The segmentation of the Mid-Atlantic Ridge between 29°N and 31°30′ N during the last 10 Ma was studied. Within our survey area the spreading center is segmented at a scale of 25-100 km by non-transform discontinuities and by the 70 km offset Atlantis Transform. The morphology of the spreading center differs north and south of the Atlantis Transform. The spreading axis between 30°30′N and 31°30′N consists of enéchelon volcanic ridges, located within a rift valley with a regional trend of ∼ 040°. South of the transform, the spreading center is associated with a well-defined rift valley trending ∼ 015°. Magnetic anomalies and the bathymetric traces left by non-transform discontinuities on the flanks of the Mid-Atlantic Ridge provide a record of the evolution of this slow-spreading center over the last 10 Ma. Migration of non-transform offsets was predominantly to the south, except perhaps in the last 2 Ma. The discontinuity traces and the pattern of crustal thickness variations calculated from gravity data suggest that focused mantle upwelling has been maintained for at least 10 Ma south of 30°30′ N. In contrast, north of 30°30′N, the present segmentation configuration and the mantle upwelling centers inferred from gravity data appear to have been established more recently. The orientation of the bathymetric traces suggests that the migration of non-transform offsets is not controlled by the motion of the ridge axis with respect to the mantle. The evolution of the spreading center and the pattern of segmentation is influenced by relative plate motion changes, and by local processes, perhaps related to the amount of melt delivered to spreading segments. Relative plate motion changes over the last 10 Ma in our survey area have included a decrease in spreading rate from ∼ 32 mm a-1 to ∼ 24 mm a-1, as well as a clockwise change in spreading direction of 13° between anomalies 5 and 4, followed by a counterclockwise change of 4° between anomaly 4 and the present. Interpretation of magnetic anomalies indicates that there are significant variations in spreading asymmetry and rate within and between segments for a given anomaly time. These differences, as well as variations in crustal thickness inferred from gravity data on the flanks of spreading segments, indicate that magmatic and tectonic activity are, in general, not coordinated between adjacent spreading segments.

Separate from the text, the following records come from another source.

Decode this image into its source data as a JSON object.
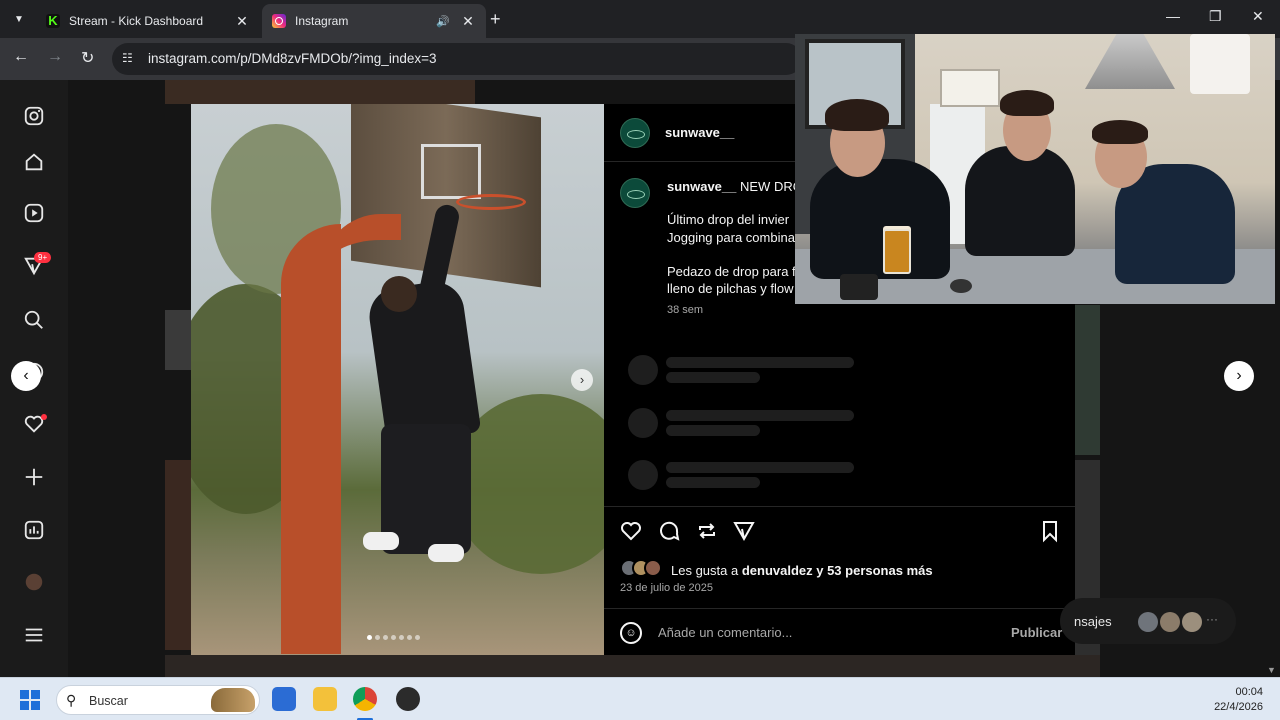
{
  "browser": {
    "tabs": [
      {
        "title": "Stream - Kick Dashboard",
        "favicon": "kick-logo-icon"
      },
      {
        "title": "Instagram",
        "favicon": "instagram-logo-icon",
        "audio": "speaker-icon"
      }
    ],
    "url": "instagram.com/p/DMd8zvFMDOb/?img_index=3"
  },
  "instagram": {
    "notification_badge": "9+",
    "post": {
      "username": "sunwave__",
      "caption_title": "NEW DROP",
      "caption_lines": [
        "Último drop del invier",
        "Jogging para combina",
        "Pedazo de drop para f",
        "lleno de pilchas y flow"
      ],
      "time_ago": "38 sem",
      "likes_prefix": "Les gusta a ",
      "likes_user": "denuvaldez",
      "likes_suffix": " y 53 personas más",
      "date": "23 de julio de 2025",
      "comment_placeholder": "Añade un comentario...",
      "publish_label": "Publicar",
      "image_index": 3,
      "image_count": 7
    },
    "messages_label": "nsajes"
  },
  "taskbar": {
    "search_placeholder": "Buscar",
    "time": "00:04",
    "date": "22/4/2026"
  },
  "colors": {
    "accent": "#0095f6",
    "badge": "#ff3040",
    "kick_green": "#53fc18"
  }
}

ASJC Scopus subject areas
- Geochemistry and Petrology
- Earth and Planetary Sciences (miscellaneous)
- Space and Planetary Science